The statement also notes that the government needs the money to both "fund vital services" and reduce the nation's budget deficit.
Under the current law, which expires at the end of the year, there is a $10 million exemption per couple. That "leaves too much revenue on the table," according to the statement.
(Read more: Buffett Expects 'Fiscal Cliff' Fix, but Not by December 31
Instead, Buffett and the other signers want a $4 million exemption, indexed to inflation, and a "graduated rate on the taxable estate over the exemption amount, beginning at 45 percent and rising on the largest fortunes."
The signers contend that only the top one percent of estates would have to pay taxes under their proposal.
(Read more: Warren Buffett's $250K Difference of Opinion with Obama)
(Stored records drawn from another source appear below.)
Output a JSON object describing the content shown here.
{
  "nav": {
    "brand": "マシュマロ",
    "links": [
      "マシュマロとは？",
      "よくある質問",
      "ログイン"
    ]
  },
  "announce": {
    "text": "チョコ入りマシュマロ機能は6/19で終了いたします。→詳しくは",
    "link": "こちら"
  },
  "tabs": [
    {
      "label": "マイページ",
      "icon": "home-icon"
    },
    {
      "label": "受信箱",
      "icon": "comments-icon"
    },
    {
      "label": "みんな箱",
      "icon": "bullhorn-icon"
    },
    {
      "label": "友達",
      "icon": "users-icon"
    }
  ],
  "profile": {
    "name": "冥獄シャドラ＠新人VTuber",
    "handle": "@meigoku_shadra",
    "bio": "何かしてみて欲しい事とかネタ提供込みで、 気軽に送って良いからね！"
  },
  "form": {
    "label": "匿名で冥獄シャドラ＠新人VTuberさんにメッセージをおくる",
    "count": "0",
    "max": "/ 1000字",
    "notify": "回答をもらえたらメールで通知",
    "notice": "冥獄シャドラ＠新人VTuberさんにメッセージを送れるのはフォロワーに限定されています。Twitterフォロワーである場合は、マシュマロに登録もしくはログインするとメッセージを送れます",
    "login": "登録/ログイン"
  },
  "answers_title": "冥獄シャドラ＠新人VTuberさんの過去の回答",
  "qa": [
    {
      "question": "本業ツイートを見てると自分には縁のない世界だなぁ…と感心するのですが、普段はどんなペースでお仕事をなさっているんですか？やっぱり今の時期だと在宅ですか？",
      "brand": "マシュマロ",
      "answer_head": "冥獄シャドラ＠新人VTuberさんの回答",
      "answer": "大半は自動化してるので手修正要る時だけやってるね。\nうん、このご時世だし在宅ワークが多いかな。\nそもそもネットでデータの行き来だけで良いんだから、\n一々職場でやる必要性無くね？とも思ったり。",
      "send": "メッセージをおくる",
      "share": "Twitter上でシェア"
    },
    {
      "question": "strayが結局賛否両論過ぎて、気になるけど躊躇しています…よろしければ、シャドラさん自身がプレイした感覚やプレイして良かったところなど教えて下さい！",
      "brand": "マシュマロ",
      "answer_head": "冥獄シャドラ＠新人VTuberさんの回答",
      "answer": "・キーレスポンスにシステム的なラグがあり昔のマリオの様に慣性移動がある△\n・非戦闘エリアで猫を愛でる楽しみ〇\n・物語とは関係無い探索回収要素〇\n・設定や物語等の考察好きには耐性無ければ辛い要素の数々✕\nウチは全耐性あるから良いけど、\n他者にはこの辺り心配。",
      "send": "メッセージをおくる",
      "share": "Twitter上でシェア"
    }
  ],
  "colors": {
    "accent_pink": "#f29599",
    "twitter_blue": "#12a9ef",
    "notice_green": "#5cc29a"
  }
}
This isn't a new cause for Buffett. Back in 2007, he went to Washington to appear before a Senate Finance Committee hearing on estate taxes. In his opening statement, Buffett said, "Dynastic wealth, the enemy of a meritocracy, is on the rise. Equality of opportunity has been on the decline. A progressive and meaningful estate tax is needed to curb the movement of a democracy toward a plutocracy."